(a) A physician and surgeon shall not be subject to discipline pursuant to subdivision (b), (c), or (d) of Section 2234 solely on the basis that the treatment or advice he or she rendered to a patient is alternative or complementary medicine, including the treatment of persistent Lyme Disease, if that treatment or advice meets all of the following requirements:
(1) It is provided after informed consent and a good-faith prior examination of the patient, and medical indication exists for the treatment or advice, or it is provided for health or well-being.
(2) It is provided after the physician and surgeon has given the patient information concerning conventional treatment and describing the education, experience, and credentials of the physician and surgeon related to the alternative or complementary medicine that he or she practices.
(3) In the case of alternative or complementary medicine, it does not cause a delay in, or discourage traditional diagnosis of, a condition of the patient.
(4) It does not cause death or serious bodily injury to the patient.
(b) For purposes of this section, “alternative or complementary medicine,” means those health care methods of diagnosis, treatment, or healing that are not generally used but that provide a reasonable potential for therapeutic gain in a patient’s medical condition that is not outweighed by the risk of the health care method.
(c) Since the National Institute of Medicine has reported that it can take up to 17 years for a new best practice to reach the average physician and surgeon, it is prudent to give attention to new developments not only in general medical care but in the actual treatment of specific diseases, particularly those that are not yet broadly recognized in California.
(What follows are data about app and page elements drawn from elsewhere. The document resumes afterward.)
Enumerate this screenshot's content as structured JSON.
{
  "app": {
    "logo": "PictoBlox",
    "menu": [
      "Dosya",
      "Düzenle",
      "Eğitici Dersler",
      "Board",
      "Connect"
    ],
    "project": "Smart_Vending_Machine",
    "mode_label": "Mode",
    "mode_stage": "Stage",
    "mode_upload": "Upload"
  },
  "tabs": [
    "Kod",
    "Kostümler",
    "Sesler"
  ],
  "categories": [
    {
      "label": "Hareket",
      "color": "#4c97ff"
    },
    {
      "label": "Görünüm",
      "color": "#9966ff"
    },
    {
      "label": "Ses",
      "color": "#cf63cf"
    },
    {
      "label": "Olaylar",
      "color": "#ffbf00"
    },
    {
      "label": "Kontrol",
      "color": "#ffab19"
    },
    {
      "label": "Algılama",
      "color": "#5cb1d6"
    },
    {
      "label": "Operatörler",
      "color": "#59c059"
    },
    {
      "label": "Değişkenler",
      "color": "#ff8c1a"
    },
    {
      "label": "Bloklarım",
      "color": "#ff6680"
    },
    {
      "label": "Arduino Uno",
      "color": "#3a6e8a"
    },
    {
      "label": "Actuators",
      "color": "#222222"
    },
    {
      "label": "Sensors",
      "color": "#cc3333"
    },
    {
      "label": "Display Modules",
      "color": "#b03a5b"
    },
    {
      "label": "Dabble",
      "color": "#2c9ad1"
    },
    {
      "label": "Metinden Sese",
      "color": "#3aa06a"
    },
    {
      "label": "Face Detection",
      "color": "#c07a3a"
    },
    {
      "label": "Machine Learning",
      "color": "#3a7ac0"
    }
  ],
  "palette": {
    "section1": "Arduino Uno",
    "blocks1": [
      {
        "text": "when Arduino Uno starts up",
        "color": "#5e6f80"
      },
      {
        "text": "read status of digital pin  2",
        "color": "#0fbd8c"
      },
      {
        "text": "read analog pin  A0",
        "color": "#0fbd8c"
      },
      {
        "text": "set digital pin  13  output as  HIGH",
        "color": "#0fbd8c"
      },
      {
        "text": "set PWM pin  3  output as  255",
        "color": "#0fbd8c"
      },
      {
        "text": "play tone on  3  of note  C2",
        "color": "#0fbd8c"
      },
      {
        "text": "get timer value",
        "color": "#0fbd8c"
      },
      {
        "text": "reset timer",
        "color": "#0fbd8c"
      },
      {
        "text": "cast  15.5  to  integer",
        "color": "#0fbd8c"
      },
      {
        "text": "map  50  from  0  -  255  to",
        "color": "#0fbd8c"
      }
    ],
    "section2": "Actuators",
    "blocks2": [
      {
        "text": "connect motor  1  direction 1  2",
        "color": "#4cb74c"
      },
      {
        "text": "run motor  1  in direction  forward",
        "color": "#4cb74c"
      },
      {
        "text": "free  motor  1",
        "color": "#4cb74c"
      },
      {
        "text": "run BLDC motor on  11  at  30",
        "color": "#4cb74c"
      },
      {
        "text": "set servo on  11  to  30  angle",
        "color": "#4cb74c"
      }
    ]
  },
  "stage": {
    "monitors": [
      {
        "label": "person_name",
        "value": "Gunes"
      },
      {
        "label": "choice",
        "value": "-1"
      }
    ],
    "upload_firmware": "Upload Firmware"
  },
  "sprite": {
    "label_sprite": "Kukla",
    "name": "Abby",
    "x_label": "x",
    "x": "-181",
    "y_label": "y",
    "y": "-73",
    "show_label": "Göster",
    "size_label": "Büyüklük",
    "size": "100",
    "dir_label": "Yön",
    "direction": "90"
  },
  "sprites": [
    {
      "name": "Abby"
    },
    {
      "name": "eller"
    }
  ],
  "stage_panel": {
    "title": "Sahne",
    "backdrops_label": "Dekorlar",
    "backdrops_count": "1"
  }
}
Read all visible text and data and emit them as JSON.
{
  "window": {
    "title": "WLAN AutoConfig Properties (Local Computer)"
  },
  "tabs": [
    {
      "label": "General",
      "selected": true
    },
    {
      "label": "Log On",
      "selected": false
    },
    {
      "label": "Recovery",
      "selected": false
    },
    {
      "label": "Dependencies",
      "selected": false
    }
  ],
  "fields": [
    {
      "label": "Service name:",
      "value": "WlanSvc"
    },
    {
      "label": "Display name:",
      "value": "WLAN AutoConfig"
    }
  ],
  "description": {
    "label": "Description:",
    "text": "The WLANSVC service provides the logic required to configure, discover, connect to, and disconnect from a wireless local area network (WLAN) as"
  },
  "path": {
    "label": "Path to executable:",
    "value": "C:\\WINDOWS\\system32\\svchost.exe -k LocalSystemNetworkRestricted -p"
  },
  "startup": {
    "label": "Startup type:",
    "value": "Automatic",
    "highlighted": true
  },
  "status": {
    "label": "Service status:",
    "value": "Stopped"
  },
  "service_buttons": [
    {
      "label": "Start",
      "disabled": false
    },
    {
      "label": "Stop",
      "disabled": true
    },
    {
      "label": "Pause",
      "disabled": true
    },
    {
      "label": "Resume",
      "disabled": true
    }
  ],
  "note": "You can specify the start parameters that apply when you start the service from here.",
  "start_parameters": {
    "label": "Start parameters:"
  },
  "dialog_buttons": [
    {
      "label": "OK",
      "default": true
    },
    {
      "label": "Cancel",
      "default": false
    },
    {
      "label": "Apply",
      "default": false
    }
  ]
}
(Amended by Stats. 2005, Ch. 621, Sec. 28.5. Effective January 1, 2006.)
Last modified: October 25, 2018